--- EXERCISE INSTRUCTIONS ---
Once the pictures are removed, restate the data below word for word.

--- RECORDS FOR THIS TASK ---
=== Begin Enclosure ===

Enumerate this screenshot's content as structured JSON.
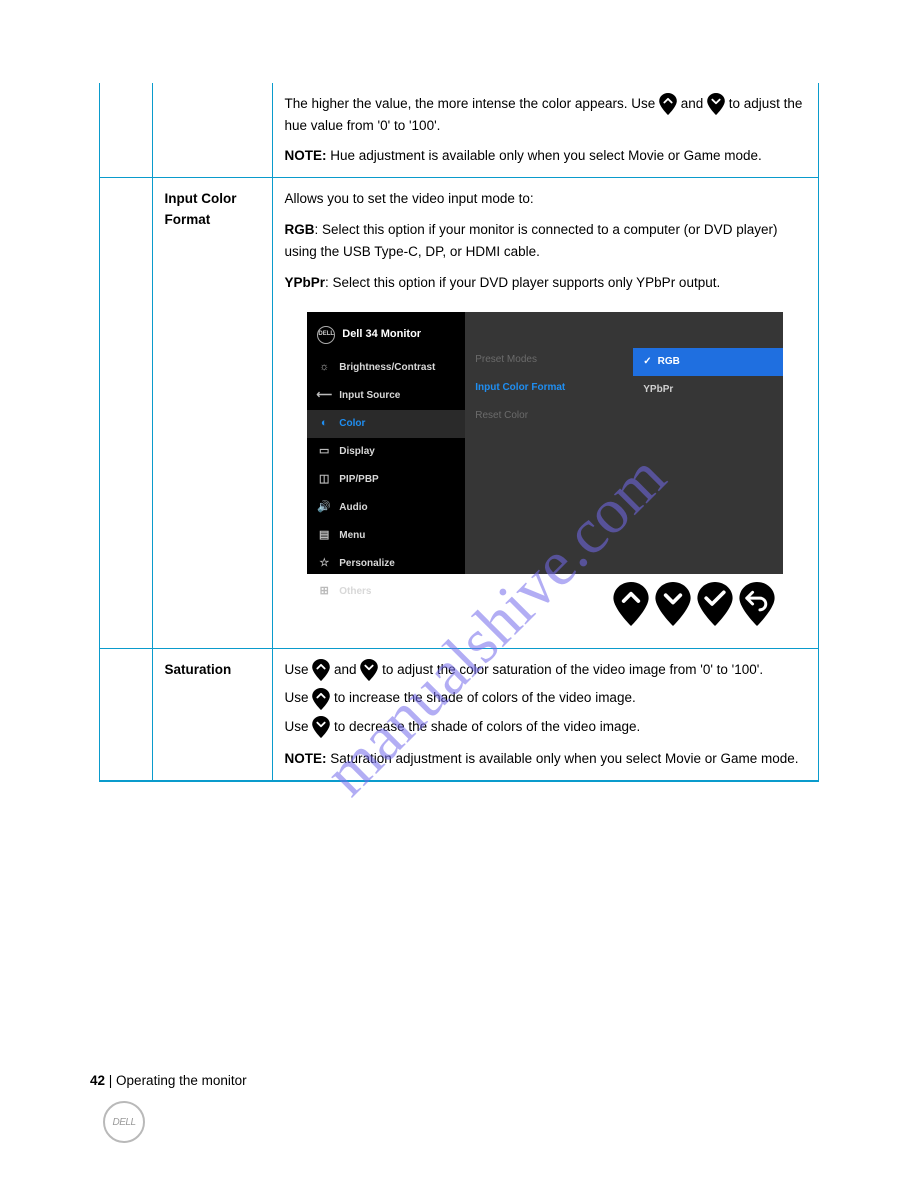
{
  "row1": {
    "text_before": "The higher the value, the more intense the color appears. Use ",
    "text_mid": " and ",
    "text_after": " to adjust the hue value from '0' to '100'.",
    "note_label": "NOTE:",
    "note_text": " Hue adjustment is available only when you select Movie or Game mode."
  },
  "row2": {
    "label": "Input Color Format",
    "intro": "Allows you to set the video input mode to:",
    "rgb_label": "RGB",
    "rgb_text": ": Select this option if your monitor is connected to a computer (or DVD player) using the USB Type-C, DP, or HDMI cable.",
    "ypbpr_label": "YPbPr",
    "ypbpr_text": ": Select this option if your DVD player supports only YPbPr output."
  },
  "osd": {
    "title": "Dell 34 Monitor",
    "menu": [
      "Brightness/Contrast",
      "Input Source",
      "Color",
      "Display",
      "PIP/PBP",
      "Audio",
      "Menu",
      "Personalize",
      "Others"
    ],
    "mid": [
      "Preset Modes",
      "Input Color Format",
      "Reset Color"
    ],
    "opts": [
      "RGB",
      "YPbPr"
    ]
  },
  "row3": {
    "label": "Saturation",
    "line1a": "Use ",
    "line1b": " and ",
    "line1c": " to adjust the color saturation of the video image from '0' to '100'.",
    "line2a": "Use ",
    "line2b": " to increase the shade of colors of the video image.",
    "line3a": "Use ",
    "line3b": " to decrease the shade of colors of the video image.",
    "note_label": "NOTE:",
    "note_text": " Saturation adjustment is available only when you select Movie or Game mode."
  },
  "footer": {
    "page": "42",
    "sep": "    |    ",
    "section": "Operating the monitor"
  },
  "badge": "DELL",
  "watermark": "manualshive.com"
}
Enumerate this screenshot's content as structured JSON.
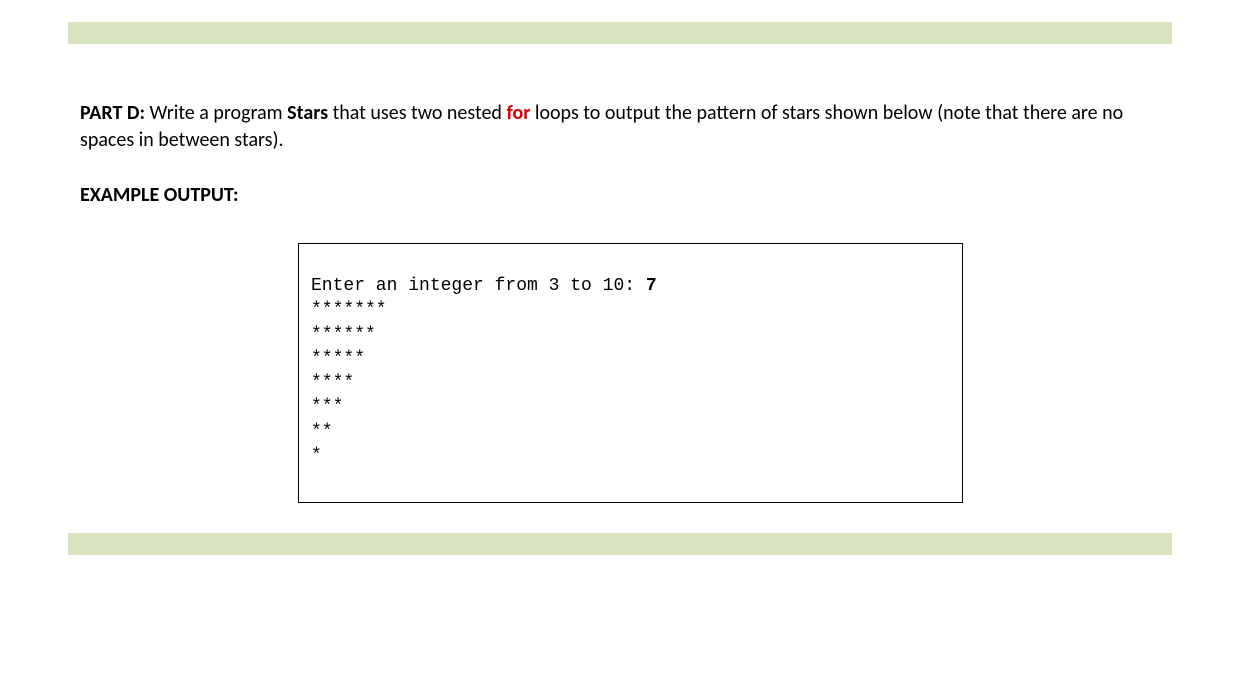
{
  "colors": {
    "accent_bar": "#d8e3bf",
    "keyword": "#d90000"
  },
  "instruction": {
    "part_label": "PART D:",
    "segments": {
      "s1": " Write a program ",
      "program_name": "Stars",
      "s2": " that uses two nested ",
      "for_kw": "for",
      "s3": " loops to output the pattern of stars shown below (note that there are no spaces in between stars)."
    }
  },
  "example_label": "EXAMPLE OUTPUT:",
  "output": {
    "prompt": "Enter an integer from 3 to 10: ",
    "input": "7",
    "lines": [
      "*******",
      "******",
      "*****",
      "****",
      "***",
      "**",
      "*"
    ]
  }
}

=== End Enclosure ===

--- EXERCISE SOLUTION ---
Enumerate this screenshot's content as structured JSON.
{
  "row1": {
    "text_before": "The higher the value, the more intense the color appears. Use ",
    "text_mid": " and ",
    "text_after": " to adjust the hue value from '0' to '100'.",
    "note_label": "NOTE:",
    "note_text": " Hue adjustment is available only when you select Movie or Game mode."
  },
  "row2": {
    "label": "Input Color Format",
    "intro": "Allows you to set the video input mode to:",
    "rgb_label": "RGB",
    "rgb_text": ": Select this option if your monitor is connected to a computer (or DVD player) using the USB Type-C, DP, or HDMI cable.",
    "ypbpr_label": "YPbPr",
    "ypbpr_text": ": Select this option if your DVD player supports only YPbPr output."
  },
  "osd": {
    "title": "Dell 34 Monitor",
    "menu": [
      "Brightness/Contrast",
      "Input Source",
      "Color",
      "Display",
      "PIP/PBP",
      "Audio",
      "Menu",
      "Personalize",
      "Others"
    ],
    "mid": [
      "Preset Modes",
      "Input Color Format",
      "Reset Color"
    ],
    "opts": [
      "RGB",
      "YPbPr"
    ]
  },
  "row3": {
    "label": "Saturation",
    "line1a": "Use ",
    "line1b": " and ",
    "line1c": " to adjust the color saturation of the video image from '0' to '100'.",
    "line2a": "Use ",
    "line2b": " to increase the shade of colors of the video image.",
    "line3a": "Use ",
    "line3b": " to decrease the shade of colors of the video image.",
    "note_label": "NOTE:",
    "note_text": " Saturation adjustment is available only when you select Movie or Game mode."
  },
  "footer": {
    "page": "42",
    "sep": "    |    ",
    "section": "Operating the monitor"
  },
  "badge": "DELL",
  "watermark": "manualshive.com"
}
Enumerate this screenshot's content as structured JSON.
{
  "colors": {
    "accent_bar": "#d8e3bf",
    "keyword": "#d90000"
  },
  "instruction": {
    "part_label": "PART D:",
    "segments": {
      "s1": " Write a program ",
      "program_name": "Stars",
      "s2": " that uses two nested ",
      "for_kw": "for",
      "s3": " loops to output the pattern of stars shown below (note that there are no spaces in between stars)."
    }
  },
  "example_label": "EXAMPLE OUTPUT:",
  "output": {
    "prompt": "Enter an integer from 3 to 10: ",
    "input": "7",
    "lines": [
      "*******",
      "******",
      "*****",
      "****",
      "***",
      "**",
      "*"
    ]
  }
}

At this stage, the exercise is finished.